I am glad to hear that your health is improving, and my pleasure is increased in finding that you attribute it to my brother’s advice. When we admit the principle that different professions should be represented in parliament, we will use our interest to have him returned as representative of the medical profession.—
I have received a letter from Mess. Bleasdale my attornies —they have at last received the Abstract of Lord P.’s title but not in a perfect state,—they are promised to have the deficiency supplied immediately. To shew you that the 6 pct. interest could not be Mr. Brougham’s inference only, I will copy a passage from their letter. “We understand from Lord Portalington’s solicitor that it had been agreed in case the interest was regularly paid in London by a day to be fixed it was to be only 5 pct., but otherwise it was to be 6.” Unless guaranteed by bankers here I would rather receive 6pct. in Ireland, but the original agreement was 6 pct. payable in England.—
About 3 years ago I was very much pleased by reading Turgot’s life and works. He was a reformer,—but although the abuses which he wished to remove were most convincingly demonstrated by him to be such, what difficulties had he not to encounter and for how short a time was he entrusted with the power of being useful! At least this is the impression that remains with me. He was a very able political economist, considering the prejudices of his time.— I have read Millar with great pleasure. I have been reading Montesquieu’s Spirit of Laws, I expect to see something better on that subject bye and bye. His views are liberal but he speaks too much in favour of Glory and of pure monarchy, —and the virtue which he makes the active principle in Republics is represented too much as a disinterested principle of action.
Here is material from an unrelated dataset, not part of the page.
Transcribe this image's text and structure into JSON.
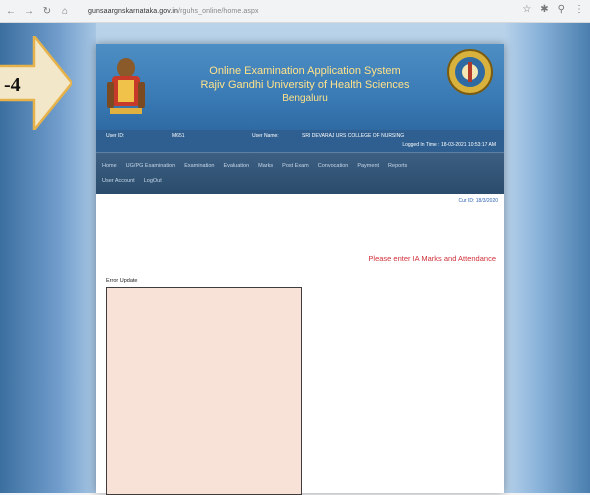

We were all very much affected here by the perusal of poor Romilly’s will. Every thing tends to shew that he was an upright, excellent man. His kindness and attention to his relations were amiable features in his character.—